# Chap 35 SM - Chapter 35 Applications of the Schrdinger...

This preview shows pages 1–4. Sign up to view the full content.

57 Chapter 35 Applications of the Schrödinger Equation Conceptual Problems 1 Sketch ( a ) the wave function and ( b ) the probability density function for the n = 5 state of the finite square-well potential. Determine the Concept Looking at the graphs in the text for the n = 1, 2, and 3 states, we note that the n = 5 state graph of the wave function must have five extrema in the region 0 < x < L and decay in toward zero in the regions x < 0 and x > L . ( a ) 0 ψ 5 x L ( b ) 0 L 5 2 x 2 Sketch ( a ) the wave function and ( b ) the probability density function for the n = 4 state of the finite square-well potential. Determine the Concept Looking at the graphs in the text for the n = 1, 2, and 3 states, we note that the n = 4 state graph of the wave function must have four extrema in the region 0 < x < L and decay in toward zero in the regions x < 0 and x > L . ( a ) x 4 0 L ( b ) x L 0 4 2
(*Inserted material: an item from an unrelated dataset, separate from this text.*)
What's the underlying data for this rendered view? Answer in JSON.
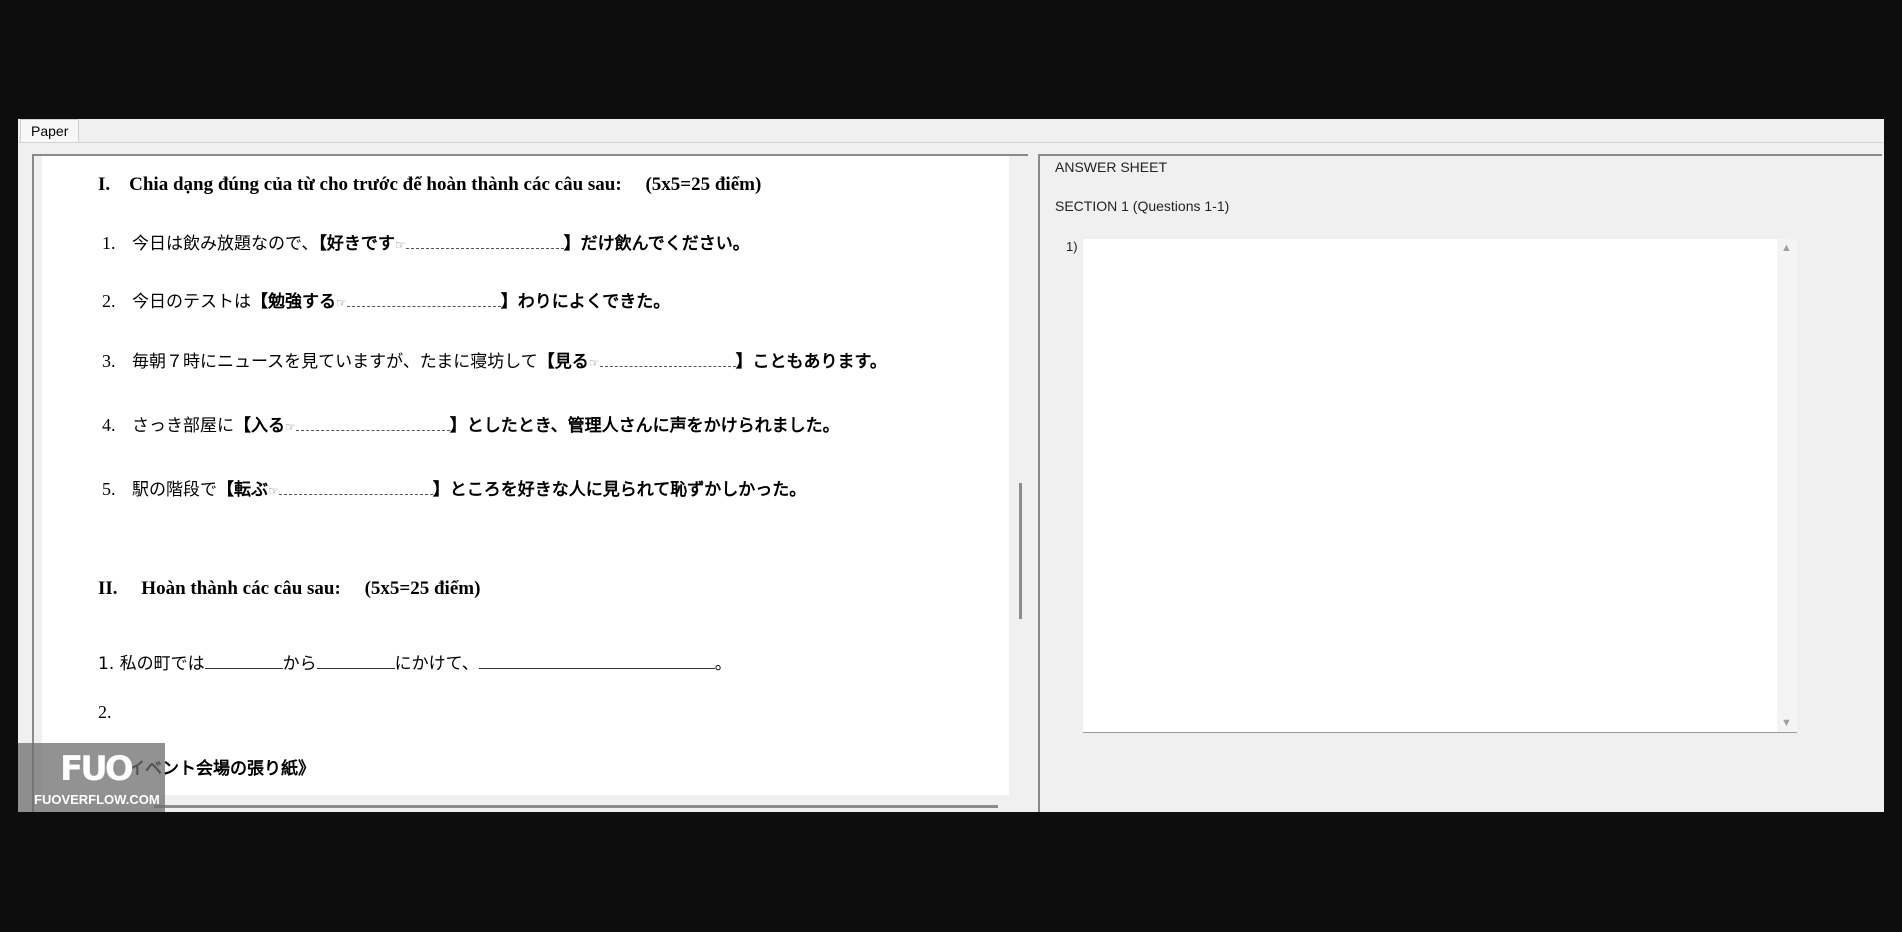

This preview has intentionally blurred sections. Sign up to view the full version.

View Full Document
Chapter 35 58 The Schrödinger Equation 3 •• Show that if ψ 1 ( x ) and 2 ( x ) are each solutions to the time-independent Schrödinger equation (Equation 35-4), then 3 ( x ) = 1 ( x ) + 2 ( x ) is also a solution. This result, known as the superposition principle, applies to the solutions of all linear equations. Picture the Problem We can show that 3 ( x ) is a solution to the time-independent Schrödinger equation by differentiating it twice and substituting in Equation 35-4. Equation 35-4 is: ( ) () () () x E x x U dx x d m = + 2 2 2 2 = Because 1 ( x ) and 2 ( x ) are solutions of Equation 35-4: ( ) x E x x U dx x d m 1 1 2 1 2 2 2 = + = and ( ) x E x x U dx x d m 2 2 2 2 2 2 2 = + = Add these equations to obtain: () [] ) ( ) ( ) ( ) ( ) ( ) ( 2 2 1 2 1 2 2 2 2 1 2 2 x x E x x x U dx x d dx x d m + = + + + = (1) Differentiate ) ( ) ( ) ( 2 1 3 x x x + = twice with respect to x to obtain: dx x d dx x d dx x d ) ( ) ( ) ( 2 1 3 + = and 2 2 2 2 1 2 2 3 2 ) ( ) ( ) ( dx x d dx x d dx x d + = Substitute in equation (1) to obtain: ) ( ) ( ) ( 2 3 3 2 3 2 2 x E x x U dx x d m = + = which shows that ) ( ) ( ) ( 2 1 3 x x x + = satisfies Equation 35-4. The Harmonic Oscillator 4 •• The harmonic oscillator problem may be used to describe the vibrations of molecules. For example, the hydrogen molecule H 2 is found to have equally spaced vibrational energy levels separated by 8.7 × 10 –20 J. What value of the force constant of the spring would be needed to get this energy spacing,
Applications of the Schrödinger Equation 59 assuming that half the molecule can be modeled as a hydrogen atom attached to one end of a spring that has its other end fixed? Hint: The spacing for the energy levels of this half-molecule would be half of the spacing for the energy levels of the complete molecule. In addition, the force constant of a spring is inversely proportional to its relaxed length, so if half of the spring has force constant k , the entire spring has a force constant that is equal to 1 2 k . Picture the Problem We can relate the spring constant to the mass of the hydrogen atom and its angular frequency and then use the relationship between the allowed energy levels and the angular frequency ω to derive an expression for the force constant k.

This preview has intentionally blurred sections. Sign up to view the full version.

View Full Document
This is the end of the preview. Sign up to access the rest of the document.

## This note was uploaded on 02/28/2012 for the course PHYSICS 122 taught by Professor Goussiou during the Spring '12 term at University of Washington.

### Page1 / 42

Chap 35 SM - Chapter 35 Applications of the Schrdinger...

This preview shows document pages 1 - 4. Sign up to view the full document.

View Full Document
Ask a homework question - tutors are online